UMC Spotlight – Family Medicine Obstetricians

July 7, 2022

Family medicine physicians often choose to incorporate obstetrics into their practices so they can better serve their patients. This is particularly helpful in rural and medically underserved areas, where the nearest obstetrician might be counties away.

Dr. Connie Leeper is a family medicine obstetrician with University Medical Center. She said FMOBs, as they are called, can also provide continuity of care by caring for women before they are mothers, during their pregnancies and deliveries, and can then care for their babies. In addition, ensuring that patients have access to obstetricians and FMOBs means they have access to prenatal care and to a hospital for their delivery.

“There may not be enough obstetricians to go around in rural areas and sometimes not enough patients for an obstetrician to have a practice there,” Leeper said. “One way that need is filled in rural areas is by FMOBs.”

“Alabama is such a rural state that it’s definitely a big issue here. It’s hard to have access to care and to all the specialty care you might need.”

UMC has four family medicine obstetricians: Leeper, who practices at UMC in Tuscaloosa and UMC-Demopolis; Dr. Catherine Lavender, who practices at UMC-Northport and UMC-Carrollton, Dr. Ashley Steiner, who practices at UMC-Demopolis; and Dr. Cheree Melton, who practices at UMC-Northport and UMC-Fayette.

FMOBs are skilled in managing pregnancies and delivering babies, as well as in providing primary care for patients of all ages. Family medicine physicians who specialize in obstetrics provide prenatal care, labor and delivery care, postpartum and newborn care.
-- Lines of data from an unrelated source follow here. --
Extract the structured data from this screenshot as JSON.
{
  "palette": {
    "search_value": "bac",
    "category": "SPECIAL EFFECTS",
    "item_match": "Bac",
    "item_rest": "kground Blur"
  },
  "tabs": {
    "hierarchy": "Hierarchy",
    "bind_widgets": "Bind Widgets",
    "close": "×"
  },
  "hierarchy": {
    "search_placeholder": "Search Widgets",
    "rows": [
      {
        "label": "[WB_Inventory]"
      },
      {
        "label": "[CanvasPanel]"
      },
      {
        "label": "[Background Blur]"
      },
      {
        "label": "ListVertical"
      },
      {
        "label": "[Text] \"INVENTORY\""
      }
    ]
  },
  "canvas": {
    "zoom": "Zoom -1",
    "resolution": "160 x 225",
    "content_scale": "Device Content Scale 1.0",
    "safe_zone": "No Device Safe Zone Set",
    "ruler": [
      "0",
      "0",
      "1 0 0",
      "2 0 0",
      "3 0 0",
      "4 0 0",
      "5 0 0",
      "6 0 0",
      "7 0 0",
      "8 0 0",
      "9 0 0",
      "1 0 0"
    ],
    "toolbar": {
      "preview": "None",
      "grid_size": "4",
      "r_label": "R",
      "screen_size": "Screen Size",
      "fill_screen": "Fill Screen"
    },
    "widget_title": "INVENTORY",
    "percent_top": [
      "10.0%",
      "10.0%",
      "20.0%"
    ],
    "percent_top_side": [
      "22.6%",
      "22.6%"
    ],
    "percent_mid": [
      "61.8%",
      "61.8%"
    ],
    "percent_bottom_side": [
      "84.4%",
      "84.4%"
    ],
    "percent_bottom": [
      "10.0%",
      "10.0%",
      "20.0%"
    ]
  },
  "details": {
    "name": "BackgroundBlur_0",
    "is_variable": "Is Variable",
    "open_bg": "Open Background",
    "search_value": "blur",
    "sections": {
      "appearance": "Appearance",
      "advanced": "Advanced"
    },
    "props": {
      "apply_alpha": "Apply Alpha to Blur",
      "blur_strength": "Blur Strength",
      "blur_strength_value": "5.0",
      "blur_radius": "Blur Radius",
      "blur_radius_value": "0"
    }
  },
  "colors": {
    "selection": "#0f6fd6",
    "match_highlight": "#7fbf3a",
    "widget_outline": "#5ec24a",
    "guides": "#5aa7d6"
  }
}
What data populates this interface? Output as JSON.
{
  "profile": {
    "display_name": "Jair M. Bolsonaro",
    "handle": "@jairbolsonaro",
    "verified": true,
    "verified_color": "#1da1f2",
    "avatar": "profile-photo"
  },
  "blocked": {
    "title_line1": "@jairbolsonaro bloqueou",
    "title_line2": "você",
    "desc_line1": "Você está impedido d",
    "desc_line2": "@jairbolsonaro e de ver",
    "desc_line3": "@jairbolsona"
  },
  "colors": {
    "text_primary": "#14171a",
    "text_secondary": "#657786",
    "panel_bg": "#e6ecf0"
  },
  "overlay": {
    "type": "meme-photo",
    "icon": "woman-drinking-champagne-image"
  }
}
They can also provide a wide range of primary care for infants, children and adults – from preventive care and screenings to managing illness, injuries and chronic conditions like diabetes and high blood pressure – and they often care for multiple generations within a family.

“One of the biggest benefits of family medicine obstetrics is that we can take care of women before they’re pregnant, even as children and teenagers, as they’re thinking about getting pregnant and when they do get pregnant, and we can deliver their baby and take care of the baby afterward,” Leeper said.

To become an FMOB, doctors complete a three-year family medicine residency and then do an extra year or two of training in obstetrics, where they deliver babies, care for women with high-risk pregnancies and perform Cesarean sections.

“They can get an extra year or two of training specifically in obstetrics where they’re often working on a labor and delivery floor and doing prenatal care things,” Leeper said.

The University of Alabama College of Community Health Sciences, which operates UMC, offers a year-long Obstetrics Fellowship for family medicine physicians. The fellowship is the oldest such training program in the U.S., created in 1986 to address the overwhelming need for obstetrics care in rural and remote areas of Alabama. During the fellowship, training is provided in instrumental and operative obstetrics, C-sections, dilatation and curettage, ultrasound, colposcopy, LEEP procedures, cryotherapy and endometrial biopsies.

University Medical Center’s FMOBs: